Q: When you read the script, did you think immediately that you would do it?
A: I knew the story so well, having come from Houston, and I knew Memorial Hermann Hospital because my mother worked there for 18 years. I remember watching it on the news. It already interested me because it was something that was very close to me. Then, I read it and was really drawn into the drama of their dilemma and their situation and to this woman, Jeanette, and how brave she was. I was intrigued by the kind of things that they were able to do with absolutely no power. It was extraordinary. These people went to work like they do every day, not expecting anything to go wrong, and, for the first quarter of the movie, you see them going about their day-to-day tasks. Then, to see them cope as things get worse and worse is very exciting and very frightening.
Q: Has this experience given you a different or new appreciation for nurses?
A: I don't think I ever thought about the scope of all the different things they have to do. For example, all of the medicine cabinets were computerized. So they could not even get the medicine cabinets open when the power went down and they lost back-up power. They had to rescue the blood from the basement, where it was completely flooded, so patients in surgery would have blood. It was extraordinary.
Q: We're so dependent these days on technology. How do you think the situation of complete computer failure affected the nurses?

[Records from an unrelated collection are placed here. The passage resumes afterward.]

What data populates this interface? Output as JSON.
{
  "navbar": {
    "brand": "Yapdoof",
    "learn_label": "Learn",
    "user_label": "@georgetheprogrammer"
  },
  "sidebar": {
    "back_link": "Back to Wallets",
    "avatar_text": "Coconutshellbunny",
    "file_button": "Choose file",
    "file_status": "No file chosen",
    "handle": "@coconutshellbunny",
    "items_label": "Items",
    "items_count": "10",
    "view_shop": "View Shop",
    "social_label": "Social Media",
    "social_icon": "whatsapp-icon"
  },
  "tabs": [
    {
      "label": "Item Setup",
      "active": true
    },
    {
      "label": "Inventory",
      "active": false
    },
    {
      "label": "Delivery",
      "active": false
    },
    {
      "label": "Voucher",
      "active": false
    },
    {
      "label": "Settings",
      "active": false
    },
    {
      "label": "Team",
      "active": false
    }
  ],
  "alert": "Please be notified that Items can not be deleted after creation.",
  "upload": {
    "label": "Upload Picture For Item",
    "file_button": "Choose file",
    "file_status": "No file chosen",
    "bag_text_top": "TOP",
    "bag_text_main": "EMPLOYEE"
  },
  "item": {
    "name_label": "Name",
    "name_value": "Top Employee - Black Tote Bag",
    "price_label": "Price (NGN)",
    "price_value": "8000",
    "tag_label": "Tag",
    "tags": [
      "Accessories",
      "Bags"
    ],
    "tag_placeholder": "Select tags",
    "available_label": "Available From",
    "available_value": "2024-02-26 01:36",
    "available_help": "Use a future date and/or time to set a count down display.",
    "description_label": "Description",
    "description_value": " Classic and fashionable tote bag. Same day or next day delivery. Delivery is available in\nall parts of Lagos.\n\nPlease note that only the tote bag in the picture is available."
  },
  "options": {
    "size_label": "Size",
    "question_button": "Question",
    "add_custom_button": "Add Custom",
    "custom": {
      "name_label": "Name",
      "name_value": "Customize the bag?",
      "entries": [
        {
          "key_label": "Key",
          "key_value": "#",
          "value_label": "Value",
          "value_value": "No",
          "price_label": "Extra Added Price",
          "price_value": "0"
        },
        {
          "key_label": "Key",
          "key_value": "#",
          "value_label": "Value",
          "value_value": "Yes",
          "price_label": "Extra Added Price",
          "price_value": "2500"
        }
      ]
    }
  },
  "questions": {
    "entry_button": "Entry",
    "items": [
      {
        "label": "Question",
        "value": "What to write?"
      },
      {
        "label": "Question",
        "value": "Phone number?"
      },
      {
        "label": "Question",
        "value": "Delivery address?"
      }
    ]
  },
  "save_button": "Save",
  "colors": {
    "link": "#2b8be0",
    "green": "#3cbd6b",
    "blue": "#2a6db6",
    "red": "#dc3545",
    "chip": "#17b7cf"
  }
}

A: One of the things I found really amazing about these nurses was that, even though they work daily with all this technology to support their patients, they went back to their basic training: ventilating patients by hand, taking pulse by hand and looking at a patient and being able to tell by the color of their skin whether they were getting oxygenated enough -- and all by flashlight. It's really amazing.
Q: Do you think any of them knew the magnitude of what they were doing?
A: They didn't know what was going to happen because they weren't able to communicate with the outside. They didn't realize in the beginning that the entire downtown was flooded. They thought, at first, it was just a problem with their hospital, but of course they found out that it was all of downtown Houston that was flooded. And nobody could get in and nobody could get out because of the flooding.
Q: Does the fact that this is a real story bring a different dimension to the drama?
A: Because it's a true story it has its own inherent drama. It makes it more powerful than a fictional story because people really went through this event.
Q: How does your character's relationship with Rick Schroder's character evolve over the course of the movie?
A: One of the things I really like about the script is that Rick Schroder's character and my character have a kind of "arc" together. He starts out as an arrogant, young surgeon, and I'm the head nurse who's been there a long time. He really annoys me because he is so arrogant, so we're really like oil and water. Then we have to come together to solve the problems of how to save these people. Gradually, we begin to have a respect for each other, which you really see at the end.
Q: What is your feeling about the camaraderie between the nurses?
A: It's a very real thing. My mother worked at Memorial Hermann Hospital for 18 years, and they do talk about the friendships you form because it's a very tough job. It's wonderful because you help people and you save many lives. Nurses form very strong bonds, and, in this case, the bonds are what help everyone get through it.
Q: Where does the drama of 14 HOURS come from?
A: It comes from so many lives hanging in the balance and a few people having to figure out how to save them.
Q: Do you consider Jeanette a hero?
A: I really do. She's able to cope in these circumstances and come up with ways to solve the problems they encounter. I think she's an extraordinary hero.
A JOHNSON & JOHNSON SPOTLIGHT PRESENTATION is a service mark of Johnson & Johnson.